─── Exercise material ───

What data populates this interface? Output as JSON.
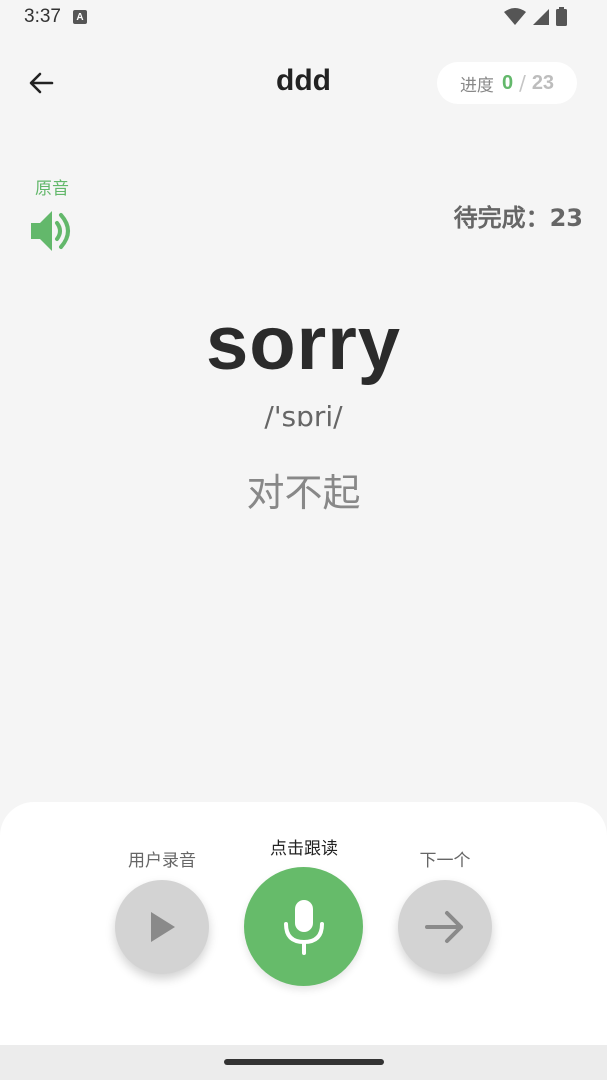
{
  "status_bar": {
    "time": "3:37",
    "a_badge": "A"
  },
  "header": {
    "title": "ddd",
    "progress_label": "进度",
    "progress_done": "0",
    "progress_separator": "/",
    "progress_total": "23"
  },
  "audio": {
    "original_label": "原音"
  },
  "pending": {
    "text": "待完成：23"
  },
  "card": {
    "word": "sorry",
    "phonetic": "/'sɒri/",
    "meaning": "对不起"
  },
  "controls": {
    "record_label": "用户录音",
    "read_label": "点击跟读",
    "next_label": "下一个"
  },
  "colors": {
    "accent": "#66bb6a",
    "background": "#f5f5f5",
    "disabled_button": "#d3d3d3"
  },
  "icons": {
    "back": "arrow-left-icon",
    "speaker": "speaker-icon",
    "play": "play-icon",
    "mic": "microphone-icon",
    "next": "arrow-right-icon"
  }
}
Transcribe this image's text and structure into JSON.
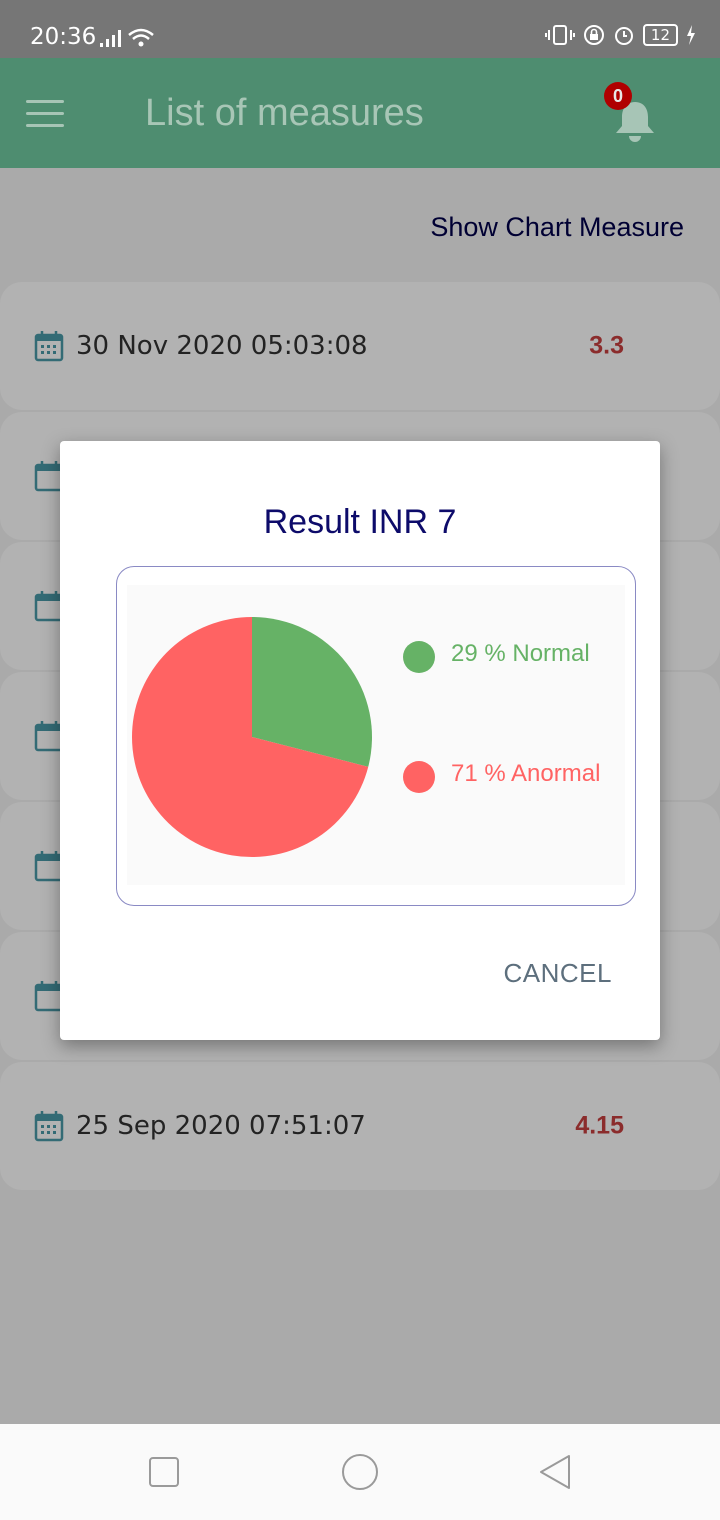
{
  "status_bar": {
    "time": "20:36",
    "battery": "12"
  },
  "app_bar": {
    "title": "List of measures",
    "notification_count": "0"
  },
  "content": {
    "chart_link": "Show Chart Measure",
    "measures": [
      {
        "date": "30 Nov 2020 05:03:08",
        "value": "3.3"
      },
      {
        "date": "25 Sep 2020 07:51:07",
        "value": "4.15"
      }
    ]
  },
  "dialog": {
    "title": "Result INR  7",
    "cancel_label": "CANCEL",
    "legend": [
      {
        "label": "29 % Normal",
        "color": "#66b266"
      },
      {
        "label": "71 % Anormal",
        "color": "#ff6363"
      }
    ]
  },
  "chart_data": {
    "type": "pie",
    "title": "Result INR  7",
    "slices": [
      {
        "label": "Normal",
        "value": 29,
        "color": "#66b266"
      },
      {
        "label": "Anormal",
        "value": 71,
        "color": "#ff6363"
      }
    ]
  },
  "colors": {
    "app_bar": "#4e8d70",
    "accent_text": "#0d0b6a",
    "value_red": "#c84040"
  }
}
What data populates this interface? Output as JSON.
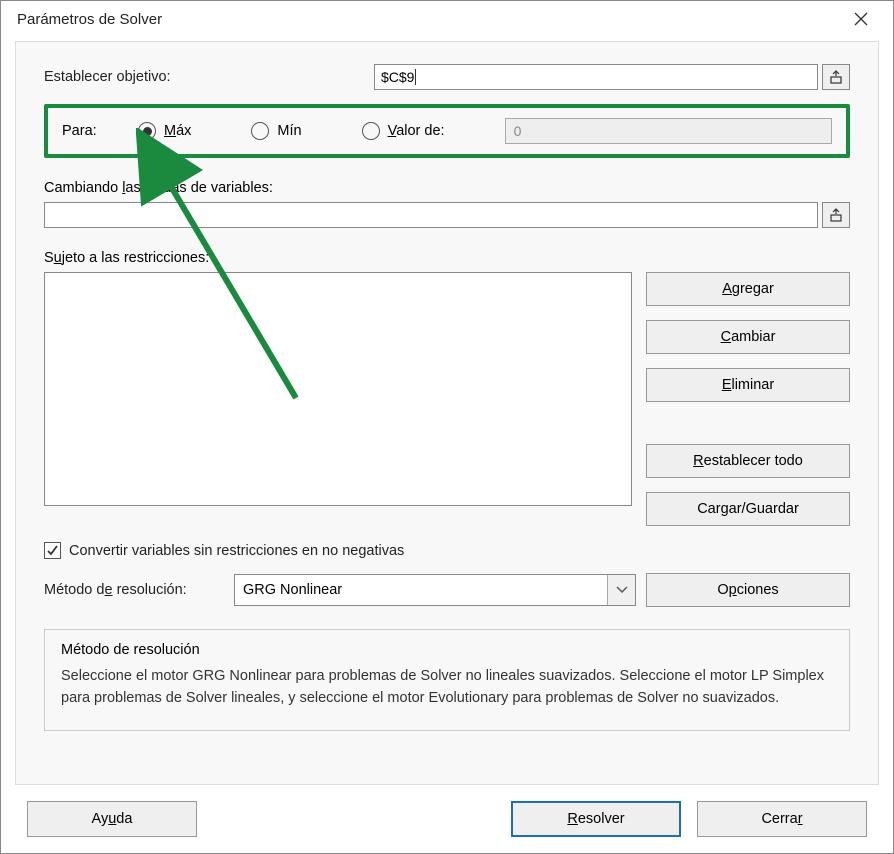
{
  "title": "Parámetros de Solver",
  "objective": {
    "label": "Establecer objetivo:",
    "value": "$C$9"
  },
  "to": {
    "label": "Para:",
    "max": "Máx",
    "min": "Mín",
    "valueOf": "Valor de:",
    "valueInput": "0",
    "selected": "max"
  },
  "vars": {
    "label": "Cambiando las celdas de variables:",
    "value": ""
  },
  "constraints": {
    "label": "Sujeto a las restricciones:",
    "items": []
  },
  "buttons": {
    "add": "Agregar",
    "change": "Cambiar",
    "delete": "Eliminar",
    "resetAll": "Restablecer todo",
    "loadSave": "Cargar/Guardar",
    "options": "Opciones",
    "help": "Ayuda",
    "solve": "Resolver",
    "close": "Cerrar"
  },
  "nonneg": {
    "checked": true,
    "label": "Convertir variables sin restricciones en no negativas"
  },
  "method": {
    "label": "Método de resolución:",
    "selected": "GRG Nonlinear"
  },
  "info": {
    "title": "Método de resolución",
    "text": "Seleccione el motor GRG Nonlinear para problemas de Solver no lineales suavizados. Seleccione el motor LP Simplex para problemas de Solver lineales, y seleccione el motor Evolutionary para problemas de Solver no suavizados."
  }
}
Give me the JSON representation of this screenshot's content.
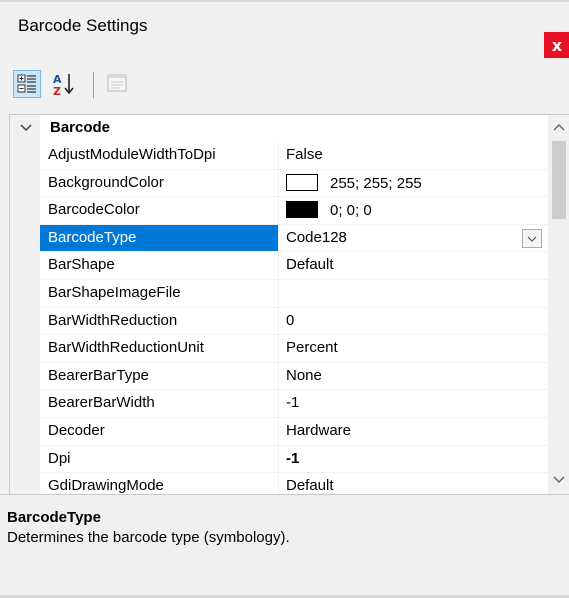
{
  "window": {
    "title": "Barcode Settings",
    "close_glyph": "x"
  },
  "toolbar": {
    "categorized_icon": "categorized-icon",
    "alphabetical_icon": "alphabetical-sort-icon",
    "property_pages_icon": "property-pages-icon"
  },
  "category": {
    "label": "Barcode",
    "state": "expanded"
  },
  "properties": [
    {
      "name": "AdjustModuleWidthToDpi",
      "value": "False"
    },
    {
      "name": "BackgroundColor",
      "value": "255; 255; 255",
      "swatch": "#ffffff"
    },
    {
      "name": "BarcodeColor",
      "value": "0; 0; 0",
      "swatch": "#000000"
    },
    {
      "name": "BarcodeType",
      "value": "Code128",
      "selected": true
    },
    {
      "name": "BarShape",
      "value": "Default"
    },
    {
      "name": "BarShapeImageFile",
      "value": ""
    },
    {
      "name": "BarWidthReduction",
      "value": "0"
    },
    {
      "name": "BarWidthReductionUnit",
      "value": "Percent"
    },
    {
      "name": "BearerBarType",
      "value": "None"
    },
    {
      "name": "BearerBarWidth",
      "value": "-1"
    },
    {
      "name": "Decoder",
      "value": "Hardware"
    },
    {
      "name": "Dpi",
      "value": "-1",
      "bold": true
    },
    {
      "name": "GdiDrawingMode",
      "value": "Default"
    }
  ],
  "description": {
    "title": "BarcodeType",
    "text": "Determines the barcode type (symbology)."
  },
  "colors": {
    "selection": "#0078d7",
    "close": "#e81123"
  }
}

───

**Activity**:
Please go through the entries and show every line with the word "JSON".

**Solution**:
What data populates this interface? Output as JSON.
Transcribe this image's text and structure into JSON.
What data populates this interface? Output as JSON.
Give me the JSON representation of this screenshot's content.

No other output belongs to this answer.